BEGIN

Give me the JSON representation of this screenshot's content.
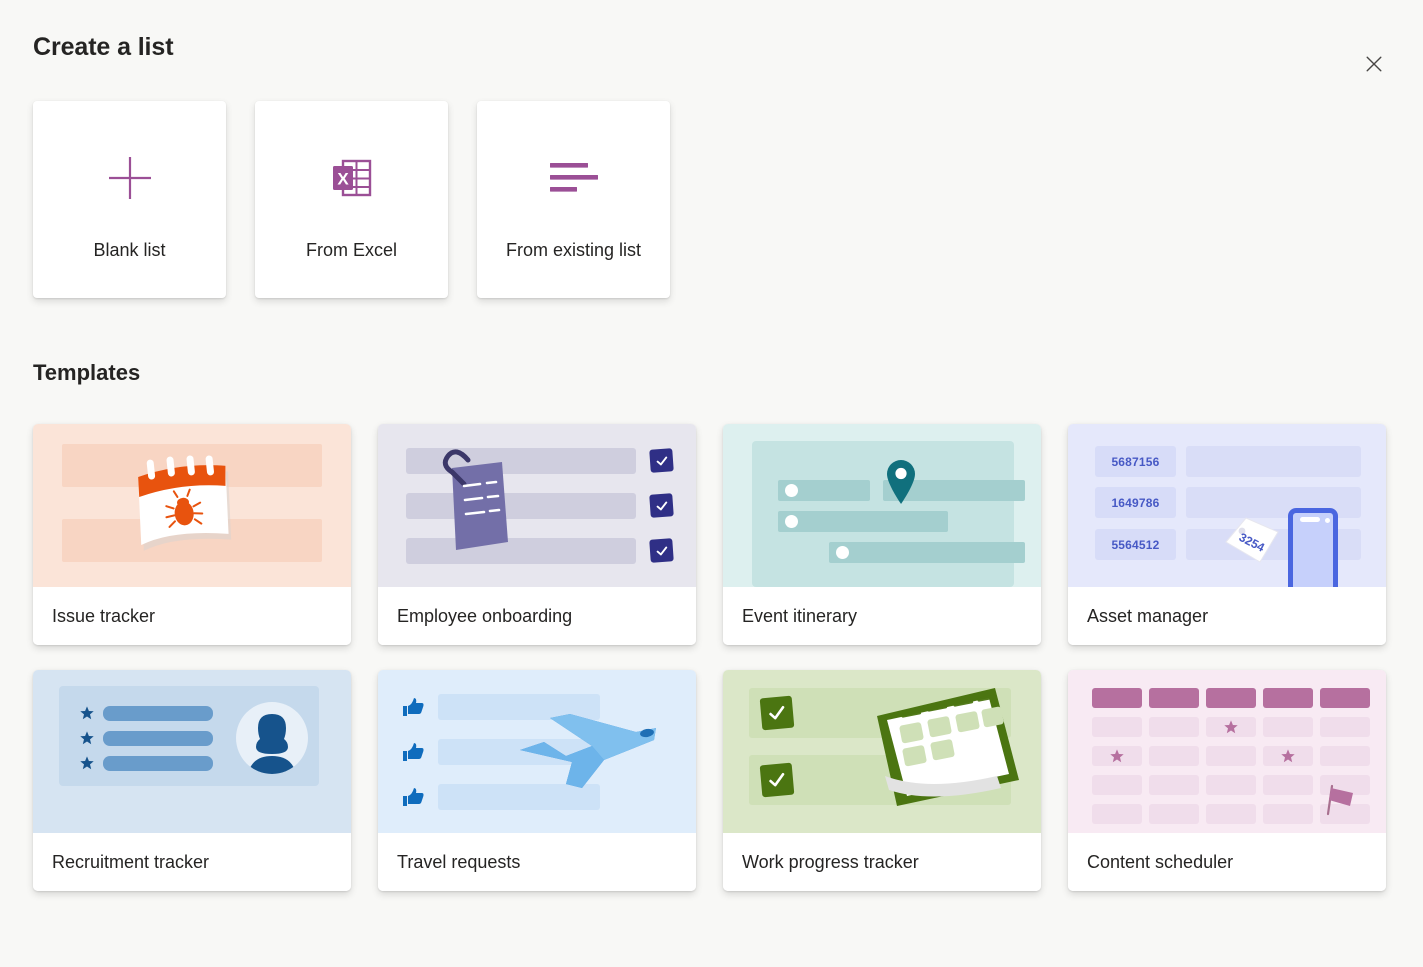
{
  "dialog": {
    "title": "Create a list",
    "close_label": "Close",
    "close_icon": "close-icon"
  },
  "create_options": [
    {
      "label": "Blank list",
      "icon": "plus-icon"
    },
    {
      "label": "From Excel",
      "icon": "excel-icon"
    },
    {
      "label": "From existing list",
      "icon": "list-lines-icon"
    }
  ],
  "templates_section": {
    "heading": "Templates"
  },
  "templates": [
    {
      "label": "Issue tracker",
      "icon": "calendar-bug-icon"
    },
    {
      "label": "Employee onboarding",
      "icon": "clipboard-checklist-icon"
    },
    {
      "label": "Event itinerary",
      "icon": "map-pin-icon"
    },
    {
      "label": "Asset manager",
      "icon": "phone-pricetag-icon"
    },
    {
      "label": "Recruitment tracker",
      "icon": "person-star-list-icon"
    },
    {
      "label": "Travel requests",
      "icon": "airplane-icon"
    },
    {
      "label": "Work progress tracker",
      "icon": "checkmark-calendar-icon"
    },
    {
      "label": "Content scheduler",
      "icon": "calendar-grid-star-icon"
    }
  ],
  "asset_manager_ids": {
    "row1": "5687156",
    "row2": "1649786",
    "row3": "5564512",
    "tag": "3254"
  },
  "colors": {
    "page_background": "#f8f8f6",
    "accent_purple": "#9b4f96",
    "text_primary": "#252423",
    "issue_tracker_bg": "#fbe4d8",
    "employee_onboarding_bg": "#e7e6ee",
    "event_itinerary_bg": "#ddf0ef",
    "asset_manager_bg": "#e5e8fb",
    "recruitment_tracker_bg": "#d6e4f2",
    "travel_requests_bg": "#dfedfb",
    "work_progress_bg": "#dbe7c8",
    "content_scheduler_bg": "#f8eaf3"
  }
}
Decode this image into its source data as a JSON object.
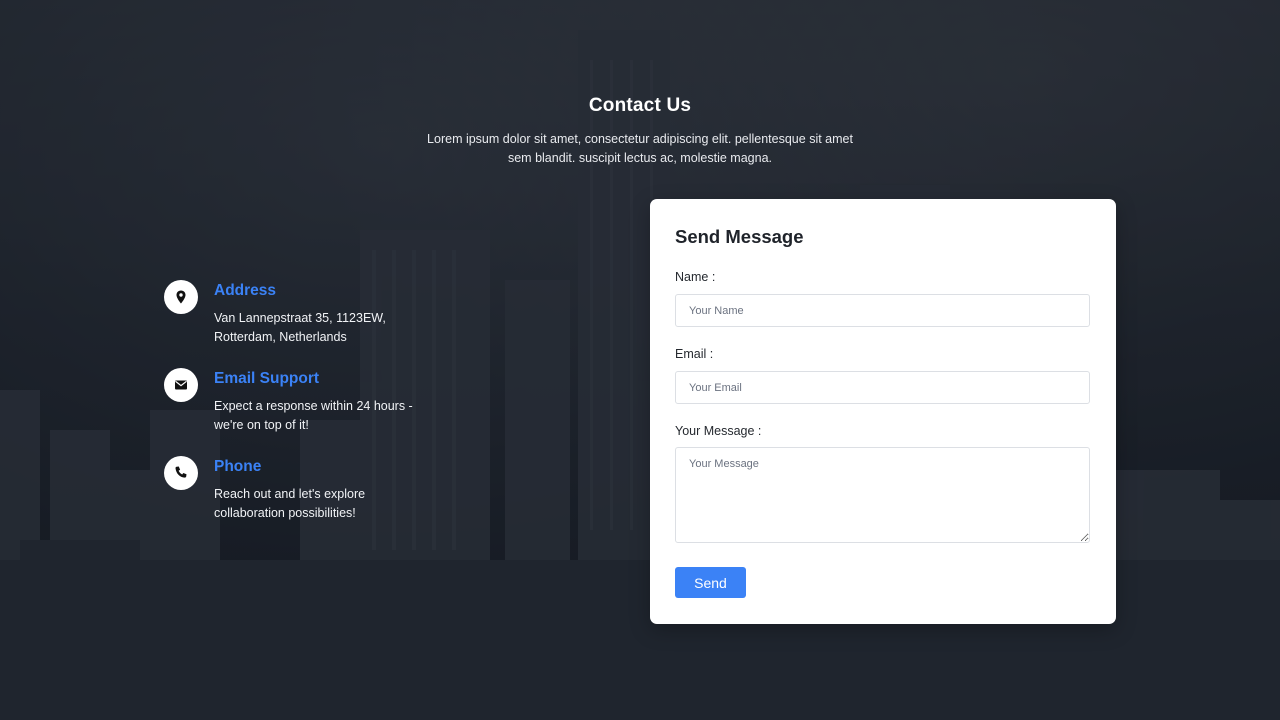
{
  "header": {
    "title": "Contact Us",
    "description": "Lorem ipsum dolor sit amet, consectetur adipiscing elit. pellentesque sit amet sem blandit. suscipit lectus ac, molestie magna."
  },
  "info": [
    {
      "icon": "location-pin-icon",
      "title": "Address",
      "text": "Van Lannepstraat 35, 1123EW, Rotterdam, Netherlands"
    },
    {
      "icon": "envelope-icon",
      "title": "Email Support",
      "text": "Expect a response within 24 hours - we're on top of it!"
    },
    {
      "icon": "phone-icon",
      "title": "Phone",
      "text": "Reach out and let's explore collaboration possibilities!"
    }
  ],
  "form": {
    "title": "Send Message",
    "name_label": "Name :",
    "name_placeholder": "Your Name",
    "email_label": "Email :",
    "email_placeholder": "Your Email",
    "message_label": "Your Message :",
    "message_placeholder": "Your Message",
    "send_label": "Send"
  },
  "colors": {
    "accent": "#3b82f6",
    "card": "#ffffff",
    "overlay": "#0a101c"
  }
}
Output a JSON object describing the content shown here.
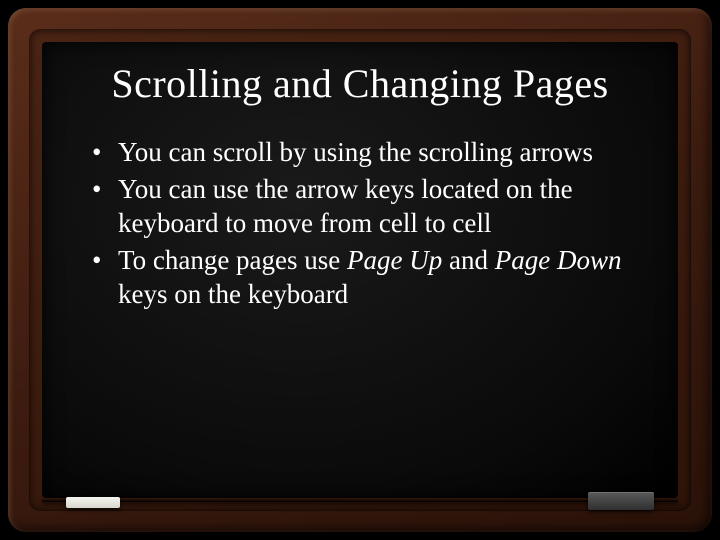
{
  "title": "Scrolling and Changing Pages",
  "bullets": [
    {
      "pre": "You can scroll by using the scrolling arrows",
      "em1": "",
      "mid": "",
      "em2": "",
      "post": ""
    },
    {
      "pre": "You can use the arrow keys located on the keyboard to move from cell to cell",
      "em1": "",
      "mid": "",
      "em2": "",
      "post": ""
    },
    {
      "pre": "To change pages use ",
      "em1": "Page Up",
      "mid": " and ",
      "em2": "Page Down",
      "post": " keys on the keyboard"
    }
  ]
}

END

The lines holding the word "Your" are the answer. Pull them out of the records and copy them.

▶ _RESULT BELOW_
    "name_placeholder": "Your Name",
    "email_placeholder": "Your Email",
    "message_label": "Your Message :",
    "message_placeholder": "Your Message",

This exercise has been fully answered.